» WHAT YOU SHOULD DO
Your task is to copy every line of the entries that holds the word "name".

» RECORDS
┌──
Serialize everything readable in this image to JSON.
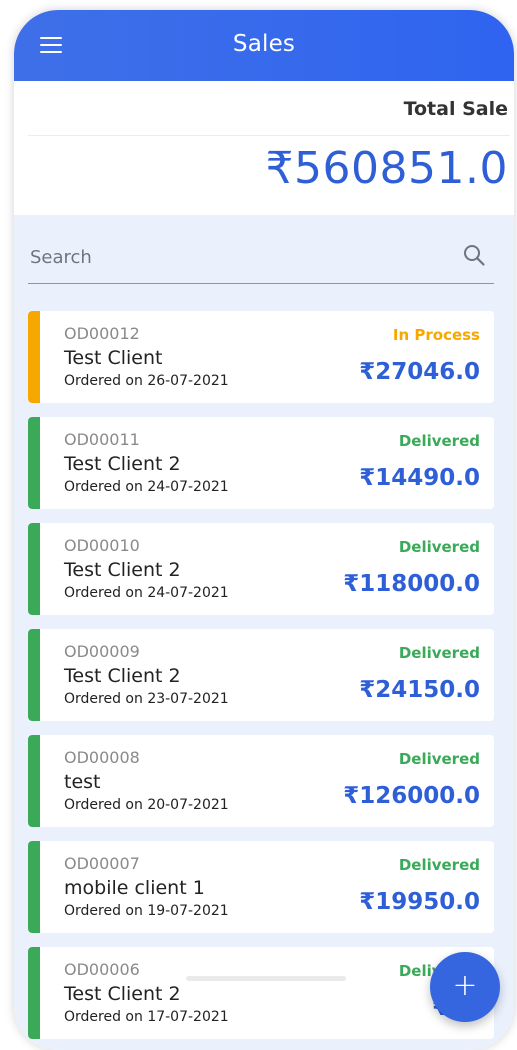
{
  "appbar": {
    "title": "Sales",
    "menu_icon": "hamburger-menu-icon"
  },
  "summary": {
    "label": "Total Sale",
    "value": "₹560851.0"
  },
  "search": {
    "placeholder": "Search",
    "value": "",
    "icon": "search-icon"
  },
  "colors": {
    "primary": "#3566e0",
    "in_process": "#f7a800",
    "delivered": "#3aa958",
    "list_background": "#eaf1fd"
  },
  "orders": [
    {
      "id": "OD00012",
      "client": "Test Client",
      "date_text": "Ordered on 26-07-2021",
      "status": "In Process",
      "amount": "₹27046.0"
    },
    {
      "id": "OD00011",
      "client": "Test Client 2",
      "date_text": "Ordered on 24-07-2021",
      "status": "Delivered",
      "amount": "₹14490.0"
    },
    {
      "id": "OD00010",
      "client": "Test Client 2",
      "date_text": "Ordered on 24-07-2021",
      "status": "Delivered",
      "amount": "₹118000.0"
    },
    {
      "id": "OD00009",
      "client": "Test Client 2",
      "date_text": "Ordered on 23-07-2021",
      "status": "Delivered",
      "amount": "₹24150.0"
    },
    {
      "id": "OD00008",
      "client": "test",
      "date_text": "Ordered on 20-07-2021",
      "status": "Delivered",
      "amount": "₹126000.0"
    },
    {
      "id": "OD00007",
      "client": "mobile client 1",
      "date_text": "Ordered on 19-07-2021",
      "status": "Delivered",
      "amount": "₹19950.0"
    },
    {
      "id": "OD00006",
      "client": "Test Client 2",
      "date_text": "Ordered on 17-07-2021",
      "status": "Delivered",
      "amount": "₹72"
    }
  ],
  "fab": {
    "label": "+",
    "icon": "plus-icon"
  }
}
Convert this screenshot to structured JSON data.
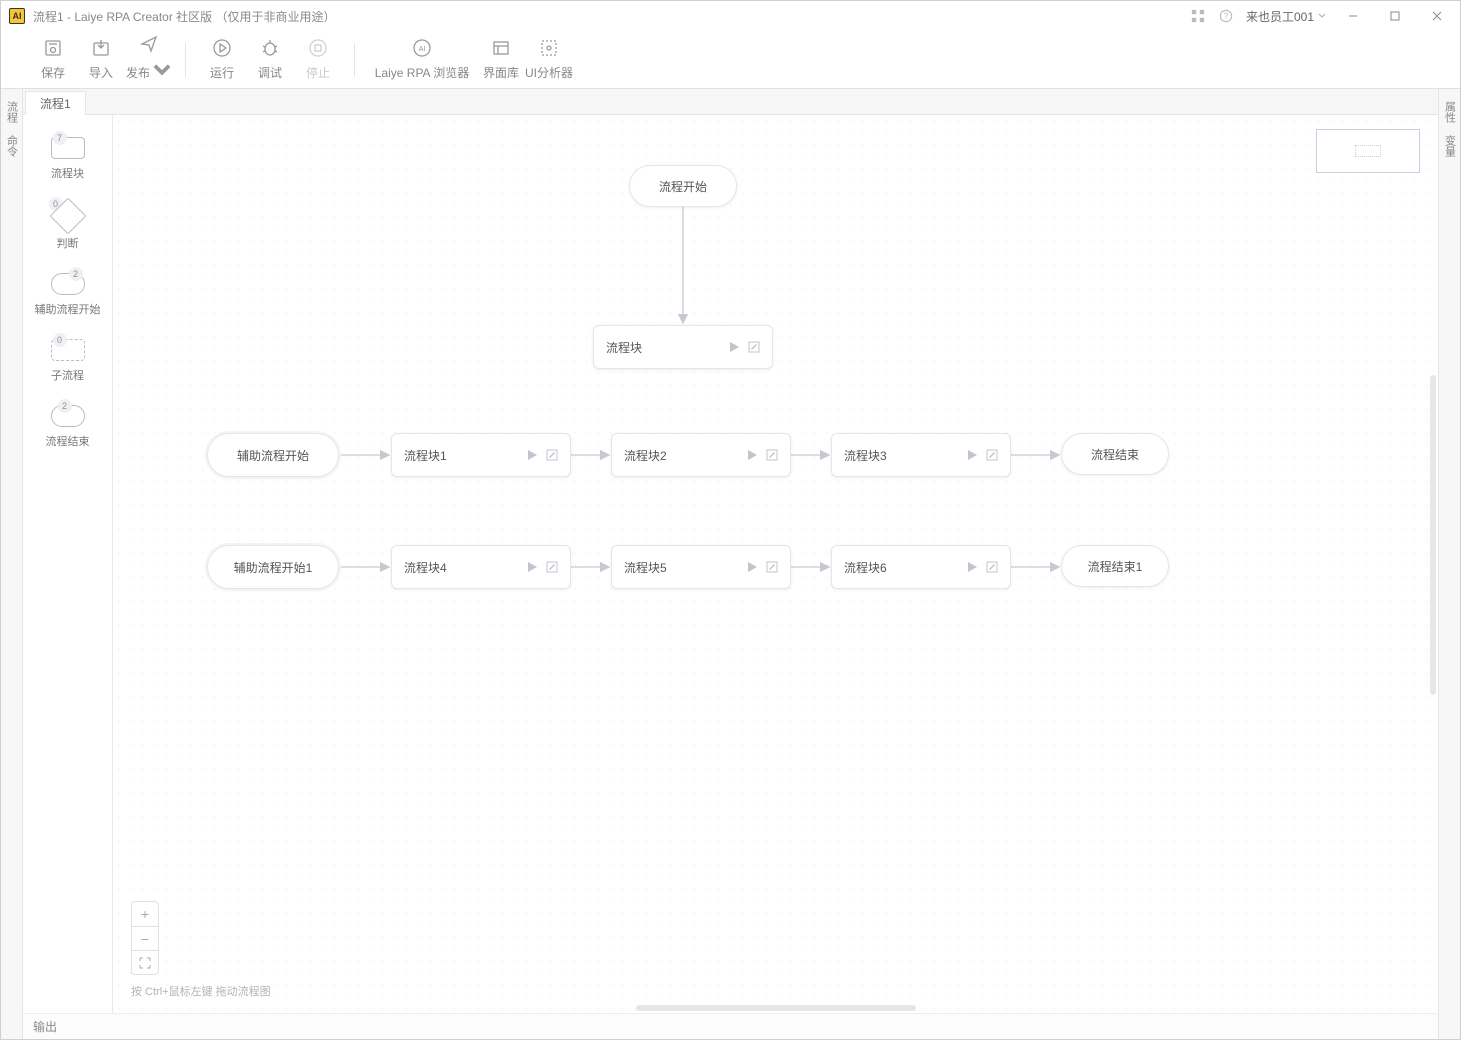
{
  "titlebar": {
    "title": "流程1 - Laiye RPA Creator 社区版 （仅用于非商业用途）",
    "user": "来也员工001"
  },
  "toolbar": {
    "save": "保存",
    "import": "导入",
    "publish": "发布",
    "run": "运行",
    "debug": "调试",
    "stop": "停止",
    "browser": "Laiye RPA 浏览器",
    "uilib": "界面库",
    "analyzer": "UI分析器"
  },
  "leftRail": {
    "process": "流程",
    "command": "命令"
  },
  "rightRail": {
    "properties": "属性",
    "variables": "变量"
  },
  "tabs": {
    "tab1": "流程1"
  },
  "palette": {
    "block": {
      "label": "流程块",
      "badge": "7"
    },
    "decision": {
      "label": "判断",
      "badge": "0"
    },
    "aux": {
      "label": "辅助流程开始",
      "badge": "2"
    },
    "sub": {
      "label": "子流程",
      "badge": "0"
    },
    "end": {
      "label": "流程结束",
      "badge": "2"
    }
  },
  "nodes": {
    "start": "流程开始",
    "main_block": "流程块",
    "aux1": "辅助流程开始",
    "b1": "流程块1",
    "b2": "流程块2",
    "b3": "流程块3",
    "end1": "流程结束",
    "aux2": "辅助流程开始1",
    "b4": "流程块4",
    "b5": "流程块5",
    "b6": "流程块6",
    "end2": "流程结束1"
  },
  "canvas": {
    "hint": "按 Ctrl+鼠标左键 拖动流程图"
  },
  "footer": {
    "output": "输出"
  }
}
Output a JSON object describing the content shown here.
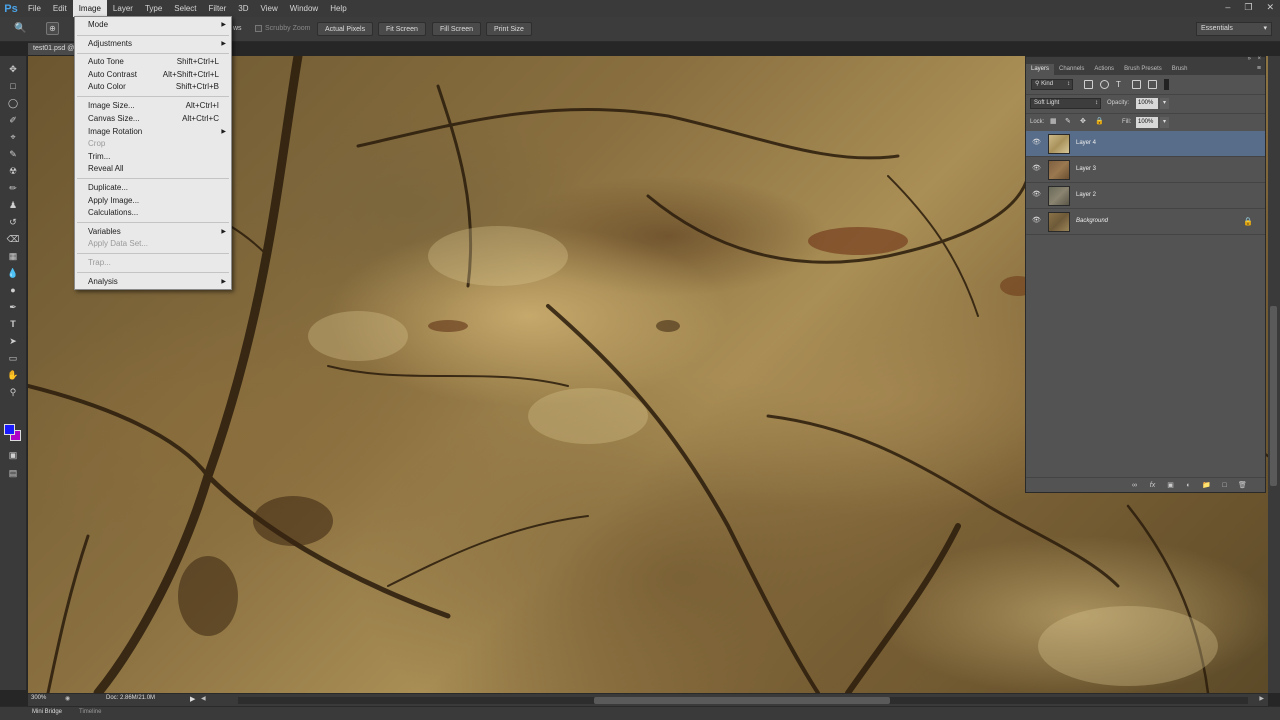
{
  "app": {
    "logo": "Ps"
  },
  "menubar": {
    "items": [
      "File",
      "Edit",
      "Image",
      "Layer",
      "Type",
      "Select",
      "Filter",
      "3D",
      "View",
      "Window",
      "Help"
    ],
    "active": "Image"
  },
  "window_controls": {
    "minimize": "–",
    "restore": "❐",
    "close": "✕"
  },
  "options_bar": {
    "partial_label": "ws",
    "scrubby_zoom": "Scrubby Zoom",
    "actual_pixels": "Actual Pixels",
    "fit_screen": "Fit Screen",
    "fill_screen": "Fill Screen",
    "print_size": "Print Size",
    "workspace": "Essentials"
  },
  "document": {
    "tab_label": "test01.psd @"
  },
  "image_menu": {
    "mode": "Mode",
    "adjustments": "Adjustments",
    "auto_tone": "Auto Tone",
    "auto_tone_sc": "Shift+Ctrl+L",
    "auto_contrast": "Auto Contrast",
    "auto_contrast_sc": "Alt+Shift+Ctrl+L",
    "auto_color": "Auto Color",
    "auto_color_sc": "Shift+Ctrl+B",
    "image_size": "Image Size...",
    "image_size_sc": "Alt+Ctrl+I",
    "canvas_size": "Canvas Size...",
    "canvas_size_sc": "Alt+Ctrl+C",
    "image_rotation": "Image Rotation",
    "crop": "Crop",
    "trim": "Trim...",
    "reveal_all": "Reveal All",
    "duplicate": "Duplicate...",
    "apply_image": "Apply Image...",
    "calculations": "Calculations...",
    "variables": "Variables",
    "apply_data_set": "Apply Data Set...",
    "trap": "Trap...",
    "analysis": "Analysis"
  },
  "layers_panel": {
    "tabs": [
      "Layers",
      "Channels",
      "Actions",
      "Brush Presets",
      "Brush"
    ],
    "kind": "Kind",
    "blend_mode": "Soft Light",
    "opacity_label": "Opacity:",
    "opacity": "100%",
    "lock_label": "Lock:",
    "fill_label": "Fill:",
    "fill": "100%",
    "layers": [
      {
        "name": "Layer 4",
        "selected": true
      },
      {
        "name": "Layer 3",
        "selected": false
      },
      {
        "name": "Layer 2",
        "selected": false
      },
      {
        "name": "Background",
        "selected": false,
        "locked": true
      }
    ]
  },
  "status": {
    "zoom": "300%",
    "doc": "Doc: 2.86M/21.0M"
  },
  "bottom_tabs": {
    "mini_bridge": "Mini Bridge",
    "timeline": "Timeline"
  },
  "colors": {
    "foreground": "#1a1aff",
    "background": "#b000c8",
    "selection": "#586d8a"
  }
}
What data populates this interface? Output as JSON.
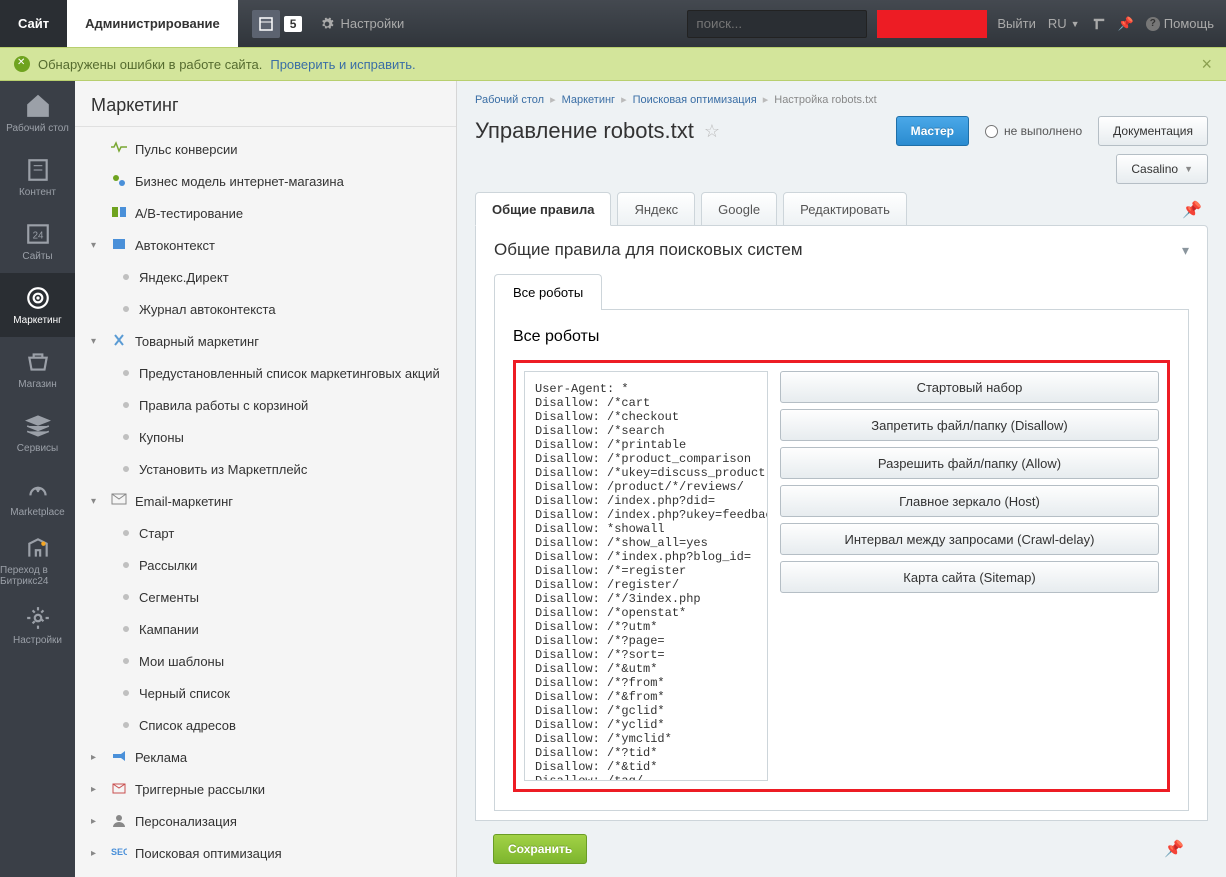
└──
» WORKED SOLUTION
        "name": "Layer 4",
        "name": "Layer 3",
        "name": "Layer 2",
        "name": "Background",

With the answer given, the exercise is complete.